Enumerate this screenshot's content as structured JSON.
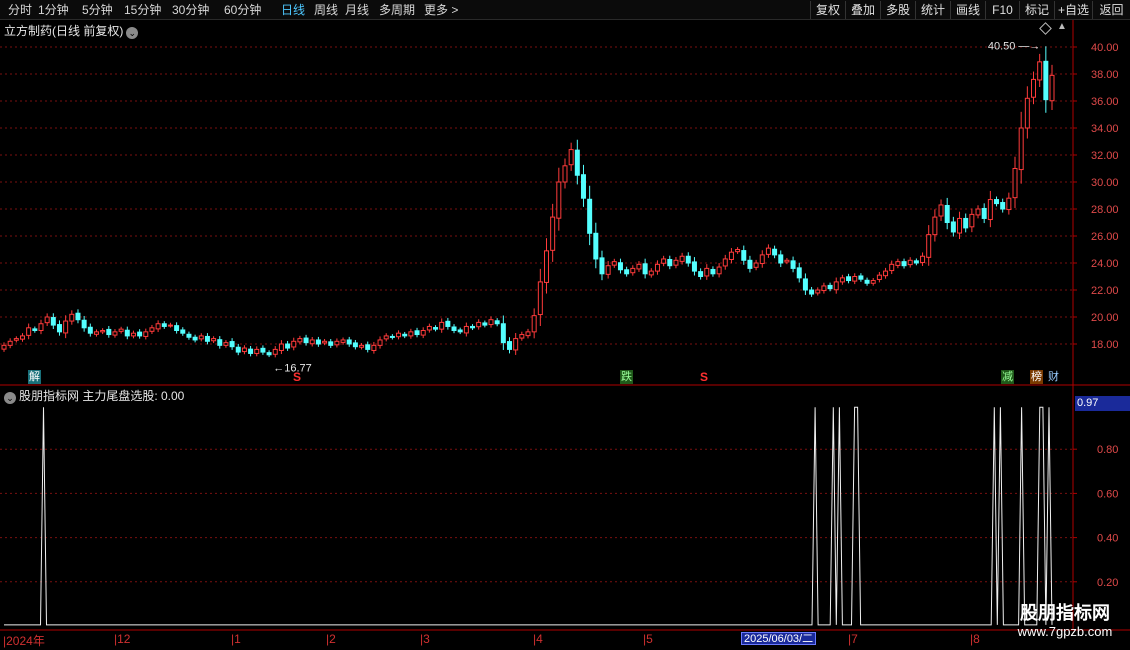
{
  "toolbar": {
    "periods": [
      {
        "label": "分时",
        "active": false
      },
      {
        "label": "1分钟",
        "active": false
      },
      {
        "label": "5分钟",
        "active": false
      },
      {
        "label": "15分钟",
        "active": false
      },
      {
        "label": "30分钟",
        "active": false
      },
      {
        "label": "60分钟",
        "active": false
      },
      {
        "label": "日线",
        "active": true
      },
      {
        "label": "周线",
        "active": false
      },
      {
        "label": "月线",
        "active": false
      },
      {
        "label": "多周期",
        "active": false
      },
      {
        "label": "更多 >",
        "active": false
      }
    ],
    "right_buttons": [
      "复权",
      "叠加",
      "多股",
      "统计",
      "画线",
      "F10",
      "标记",
      "+自选",
      "返回"
    ]
  },
  "stock": {
    "title": "立方制药(日线 前复权)",
    "high_label": "40.50",
    "low_label": "16.77"
  },
  "price_axis": [
    "40.00",
    "38.00",
    "36.00",
    "34.00",
    "32.00",
    "30.00",
    "28.00",
    "26.00",
    "24.00",
    "22.00",
    "20.00",
    "18.00"
  ],
  "markers": {
    "jie": "解",
    "die": "跌",
    "jian": "减",
    "bang": "榜",
    "cai": "财",
    "s1": "S",
    "s2": "S"
  },
  "indicator": {
    "title": "股朋指标网  主力尾盘选股: 0.00",
    "current_value": "0.97",
    "axis_labels": [
      "0.80",
      "0.60",
      "0.40",
      "0.20"
    ]
  },
  "date_axis": {
    "ticks": [
      "2024年",
      "12",
      "1",
      "2",
      "3",
      "4",
      "5",
      "7",
      "8"
    ],
    "cursor_label": "2025/06/03/二"
  },
  "watermark": {
    "brand": "股朋指标网",
    "url": "www.7gpzb.com"
  },
  "colors": {
    "up": "#ff3b3b",
    "down": "#54ffff",
    "grid": "#7a1010",
    "axis": "#b00000",
    "active_tab": "#4ec8ff"
  },
  "chart_data": [
    {
      "type": "candlestick",
      "title": "立方制药(日线 前复权)",
      "ylim": [
        16.5,
        41
      ],
      "y_ticks": [
        18,
        20,
        22,
        24,
        26,
        28,
        30,
        32,
        34,
        36,
        38,
        40
      ],
      "x_ticks": [
        "2024年",
        "12",
        "1",
        "2",
        "3",
        "4",
        "5",
        "7",
        "8"
      ],
      "annotations": [
        {
          "label": "40.50",
          "kind": "high"
        },
        {
          "label": "16.77",
          "kind": "low"
        }
      ],
      "closes": [
        17.9,
        18.2,
        18.4,
        18.6,
        19.2,
        19.0,
        19.5,
        20.0,
        19.4,
        18.9,
        19.7,
        20.2,
        19.8,
        19.2,
        18.8,
        18.9,
        19.0,
        18.7,
        18.9,
        19.1,
        18.6,
        18.8,
        18.6,
        18.9,
        19.2,
        19.5,
        19.3,
        19.4,
        19.0,
        18.8,
        18.5,
        18.3,
        18.6,
        18.2,
        18.4,
        17.9,
        18.1,
        17.8,
        17.4,
        17.7,
        17.3,
        17.6,
        17.4,
        17.2,
        17.6,
        18.0,
        17.7,
        18.2,
        18.4,
        18.1,
        18.3,
        18.0,
        18.2,
        17.9,
        18.2,
        18.3,
        18.0,
        17.8,
        17.9,
        17.6,
        17.9,
        18.3,
        18.6,
        18.5,
        18.8,
        18.6,
        18.9,
        18.7,
        19.0,
        19.3,
        19.1,
        19.6,
        19.3,
        19.0,
        18.9,
        19.3,
        19.2,
        19.6,
        19.4,
        19.8,
        19.5,
        18.1,
        17.6,
        18.4,
        18.7,
        18.9,
        20.1,
        22.6,
        24.9,
        27.4,
        30.0,
        31.2,
        32.4,
        30.5,
        28.8,
        26.2,
        24.3,
        23.2,
        23.8,
        24.1,
        23.5,
        23.2,
        23.6,
        23.9,
        23.2,
        23.4,
        23.9,
        24.3,
        23.8,
        24.2,
        24.5,
        24.0,
        23.4,
        23.0,
        23.6,
        23.2,
        23.7,
        24.3,
        24.8,
        25.0,
        24.2,
        23.6,
        24.0,
        24.6,
        25.1,
        24.6,
        24.0,
        24.2,
        23.6,
        22.9,
        22.0,
        21.7,
        22.0,
        22.3,
        22.1,
        22.6,
        22.9,
        22.7,
        23.0,
        22.8,
        22.5,
        22.7,
        23.1,
        23.4,
        23.9,
        24.1,
        23.8,
        24.2,
        24.0,
        24.5,
        26.1,
        27.4,
        28.3,
        27.0,
        26.3,
        27.3,
        26.6,
        27.6,
        28.0,
        27.3,
        28.7,
        28.4,
        28.0,
        28.8,
        31.0,
        34.0,
        36.2,
        37.6,
        38.9,
        36.1,
        37.9
      ]
    },
    {
      "type": "line",
      "title": "主力尾盘选股",
      "ylim": [
        0,
        1
      ],
      "y_ticks": [
        0.2,
        0.4,
        0.6,
        0.8
      ],
      "values": [
        0,
        0,
        0,
        0,
        0,
        0,
        0,
        0,
        0,
        0,
        0,
        0,
        0,
        1,
        0,
        0,
        0,
        0,
        0,
        0,
        0,
        0,
        0,
        0,
        0,
        0,
        0,
        0,
        0,
        0,
        0,
        0,
        0,
        0,
        0,
        0,
        0,
        0,
        0,
        0,
        0,
        0,
        0,
        0,
        0,
        0,
        0,
        0,
        0,
        0,
        0,
        0,
        0,
        0,
        0,
        0,
        0,
        0,
        0,
        0,
        0,
        0,
        0,
        0,
        0,
        0,
        0,
        0,
        0,
        0,
        0,
        0,
        0,
        0,
        0,
        0,
        0,
        0,
        0,
        0,
        0,
        0,
        0,
        0,
        0,
        0,
        0,
        0,
        0,
        0,
        0,
        0,
        0,
        0,
        0,
        0,
        0,
        0,
        0,
        0,
        0,
        0,
        0,
        0,
        0,
        0,
        0,
        0,
        0,
        0,
        0,
        0,
        0,
        0,
        0,
        0,
        0,
        0,
        0,
        0,
        0,
        0,
        0,
        0,
        0,
        0,
        0,
        0,
        0,
        0,
        0,
        0,
        0,
        0,
        0,
        0,
        0,
        0,
        0,
        0,
        0,
        0,
        0,
        0,
        0,
        0,
        0,
        0,
        0,
        0,
        0,
        0,
        0,
        0,
        0,
        0,
        0,
        0,
        0,
        0,
        0,
        0,
        0,
        0,
        0,
        0,
        0,
        0,
        0,
        0,
        0,
        0,
        0,
        0,
        0,
        0,
        0,
        0,
        0,
        0,
        0,
        0,
        0,
        0,
        0,
        0,
        0,
        0,
        0,
        0,
        0,
        0,
        0,
        0,
        0,
        0,
        0,
        0,
        0,
        0,
        0,
        0,
        0,
        0,
        0,
        0,
        0,
        0,
        0,
        0,
        0,
        0,
        0,
        0,
        0,
        0,
        0,
        0,
        0,
        0,
        0,
        0,
        0,
        0,
        0,
        0,
        0,
        0,
        0,
        0,
        0,
        0,
        0,
        0,
        0,
        0,
        0,
        0,
        0,
        0,
        0,
        0,
        0,
        0,
        0,
        0,
        0,
        0,
        0,
        0,
        0,
        0,
        0,
        0,
        0,
        0,
        0,
        0,
        0,
        0,
        0,
        0,
        0,
        0,
        0,
        0,
        0,
        1,
        0,
        0,
        0,
        0,
        0,
        1,
        0,
        1,
        0,
        0,
        0,
        0,
        1,
        1,
        0,
        0,
        0,
        0,
        0,
        0,
        0,
        0,
        0,
        0,
        0,
        0,
        0,
        0,
        0,
        0,
        0,
        0,
        0,
        0,
        0,
        0,
        0,
        0,
        0,
        0,
        0,
        0,
        0,
        0,
        0,
        0,
        0,
        0,
        0,
        0,
        0,
        0,
        0,
        0,
        0,
        0,
        0,
        0,
        1,
        0,
        1,
        0,
        0,
        0,
        0,
        0,
        0,
        1,
        0,
        0,
        0,
        0,
        0,
        1,
        1,
        0,
        1,
        0
      ]
    }
  ]
}
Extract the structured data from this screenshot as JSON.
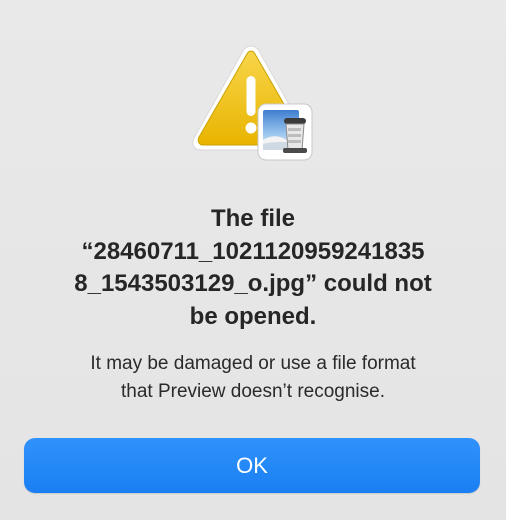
{
  "dialog": {
    "icon": "warning-triangle-icon",
    "badge_icon": "preview-app-icon",
    "title_lines": [
      "The file",
      "“28460711_1021120959241835",
      "8_1543503129_o.jpg” could not",
      "be opened."
    ],
    "message_lines": [
      "It may be damaged or use a file format",
      "that Preview doesn’t recognise."
    ],
    "ok_label": "OK"
  },
  "colors": {
    "background": "#e6e6e6",
    "accent_button": "#1f86f6",
    "warning_yellow": "#f2c200"
  }
}
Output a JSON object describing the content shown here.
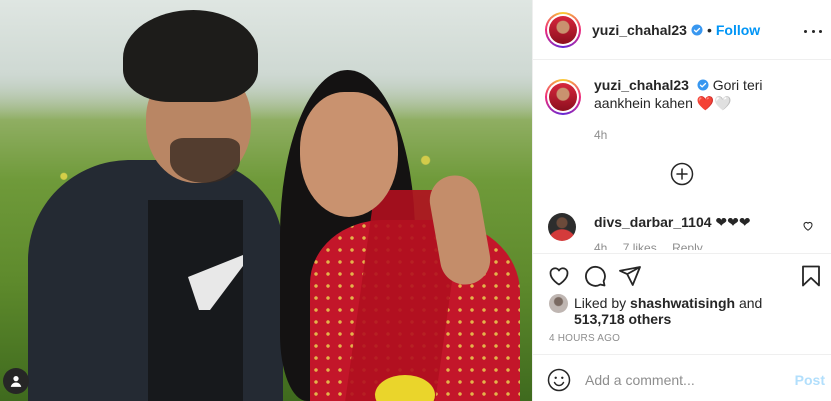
{
  "post": {
    "username": "yuzi_chahal23",
    "follow_label": "Follow",
    "caption": "Gori teri aankhein kahen ❤️🤍",
    "caption_time": "4h"
  },
  "comments": [
    {
      "username": "divs_darbar_1104",
      "text": "❤❤❤",
      "time": "4h",
      "likes": "7 likes",
      "reply_label": "Reply"
    }
  ],
  "likes": {
    "prefix": "Liked by",
    "user": "shashwatisingh",
    "and": "and",
    "count": "513,718 others"
  },
  "timestamp": "4 HOURS AGO",
  "add_comment": {
    "placeholder": "Add a comment...",
    "post_label": "Post"
  },
  "colors": {
    "accent": "#0095f6",
    "post_disabled": "#b2dffc",
    "muted": "#8e8e8e",
    "verified": "#3897f0"
  },
  "icons": [
    "more-options-icon",
    "verified-badge-icon",
    "load-more-comments-icon",
    "heart-icon",
    "comment-icon",
    "share-icon",
    "bookmark-icon",
    "emoji-icon",
    "user-tag-icon"
  ]
}
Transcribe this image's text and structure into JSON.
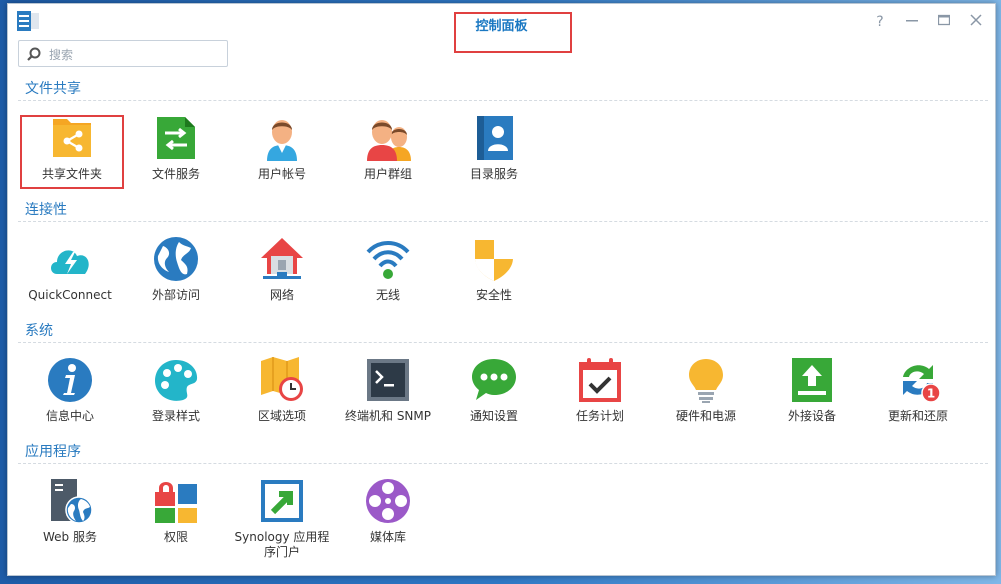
{
  "window": {
    "title": "控制面板"
  },
  "search": {
    "placeholder": "搜索"
  },
  "sections": [
    {
      "title": "文件共享",
      "items": [
        "共享文件夹",
        "文件服务",
        "用户帐号",
        "用户群组",
        "目录服务"
      ]
    },
    {
      "title": "连接性",
      "items": [
        "QuickConnect",
        "外部访问",
        "网络",
        "无线",
        "安全性"
      ]
    },
    {
      "title": "系统",
      "items": [
        "信息中心",
        "登录样式",
        "区域选项",
        "终端机和 SNMP",
        "通知设置",
        "任务计划",
        "硬件和电源",
        "外接设备",
        "更新和还原"
      ]
    },
    {
      "title": "应用程序",
      "items": [
        "Web 服务",
        "权限",
        "Synology 应用程序门户",
        "媒体库"
      ]
    }
  ],
  "badge": {
    "update_count": "1"
  },
  "colors": {
    "accent": "#2a7bc0",
    "highlight": "#e04040"
  },
  "icons": [
    "shared-folder-icon",
    "file-services-icon",
    "user-icon",
    "group-icon",
    "directory-icon",
    "quickconnect-icon",
    "external-access-icon",
    "network-icon",
    "wireless-icon",
    "security-icon",
    "info-center-icon",
    "theme-icon",
    "regional-icon",
    "terminal-icon",
    "notification-icon",
    "task-scheduler-icon",
    "hardware-power-icon",
    "external-devices-icon",
    "update-restore-icon",
    "web-services-icon",
    "privileges-icon",
    "application-portal-icon",
    "media-library-icon"
  ]
}
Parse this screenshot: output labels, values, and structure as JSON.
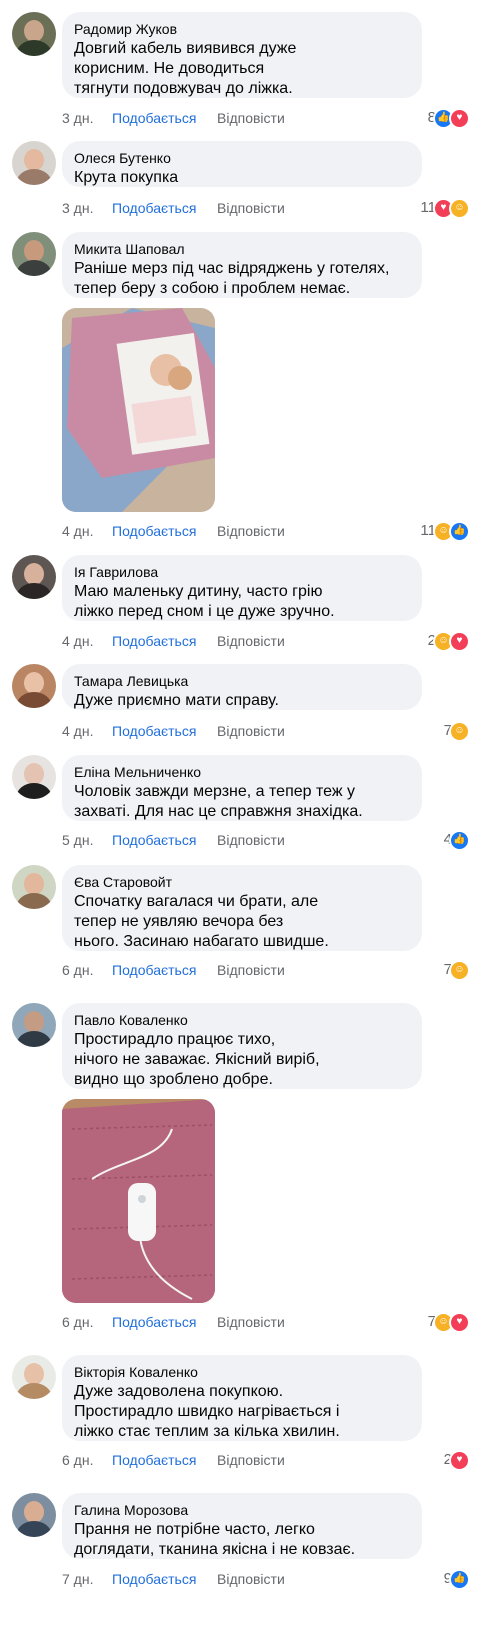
{
  "comments": [
    {
      "author": "Радомир Жуков",
      "text": "Довгий кабель виявився дуже\nкорисним. Не доводиться\nтягнути подовжувач до ліжка.",
      "time": "3 дн.",
      "like": "Подобається",
      "reply": "Відповісти",
      "reactions": "8"
    },
    {
      "author": "Олеся Бутенко",
      "text": "Крута покупка",
      "time": "3 дн.",
      "like": "Подобається",
      "reply": "Відповісти",
      "reactions": "11"
    },
    {
      "author": "Микита Шаповал",
      "text": "Раніше мерз під час відряджень у готелях,\nтепер беру з собою і проблем немає.",
      "time": "4 дн.",
      "like": "Подобається",
      "reply": "Відповісти",
      "reactions": "11"
    },
    {
      "author": "Ія Гаврилова",
      "text": "Маю маленьку дитину, часто грію\nліжко перед сном і це дуже зручно.",
      "time": "4 дн.",
      "like": "Подобається",
      "reply": "Відповісти",
      "reactions": "2"
    },
    {
      "author": "Тамара Левицька",
      "text": "Дуже приємно мати справу.",
      "time": "4 дн.",
      "like": "Подобається",
      "reply": "Відповісти",
      "reactions": "7"
    },
    {
      "author": "Еліна Мельниченко",
      "text": "Чоловік завжди мерзне, а тепер теж у\nзахваті. Для нас це справжня знахідка.",
      "time": "5 дн.",
      "like": "Подобається",
      "reply": "Відповісти",
      "reactions": "4"
    },
    {
      "author": "Єва Старовойт",
      "text": "Спочатку вагалася чи брати, але\nтепер не уявляю вечора без\nнього. Засинаю набагато швидше.",
      "time": "6 дн.",
      "like": "Подобається",
      "reply": "Відповісти",
      "reactions": "7"
    },
    {
      "author": "Павло Коваленко",
      "text": "Простирадло працює тихо,\nнічого не заважає. Якісний виріб,\nвидно що зроблено добре.",
      "time": "6 дн.",
      "like": "Подобається",
      "reply": "Відповісти",
      "reactions": "7"
    },
    {
      "author": "Вікторія Коваленко",
      "text": "Дуже задоволена покупкою.\nПростирадло швидко нагрівається і\nліжко стає теплим за кілька хвилин.",
      "time": "6 дн.",
      "like": "Подобається",
      "reply": "Відповісти",
      "reactions": "2"
    },
    {
      "author": "Галина Морозова",
      "text": "Прання не потрібне часто, легко\nдоглядати, тканина якісна і не ковзає.",
      "time": "7 дн.",
      "like": "Подобається",
      "reply": "Відповісти",
      "reactions": "9"
    }
  ],
  "colors": {
    "link": "#216fdb",
    "muted": "#65676b",
    "bubble": "#f0f2f5",
    "like": "#1877f2",
    "love": "#f33e58",
    "care": "#f7b125"
  }
}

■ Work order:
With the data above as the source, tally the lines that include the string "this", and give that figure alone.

■ Completed task:
4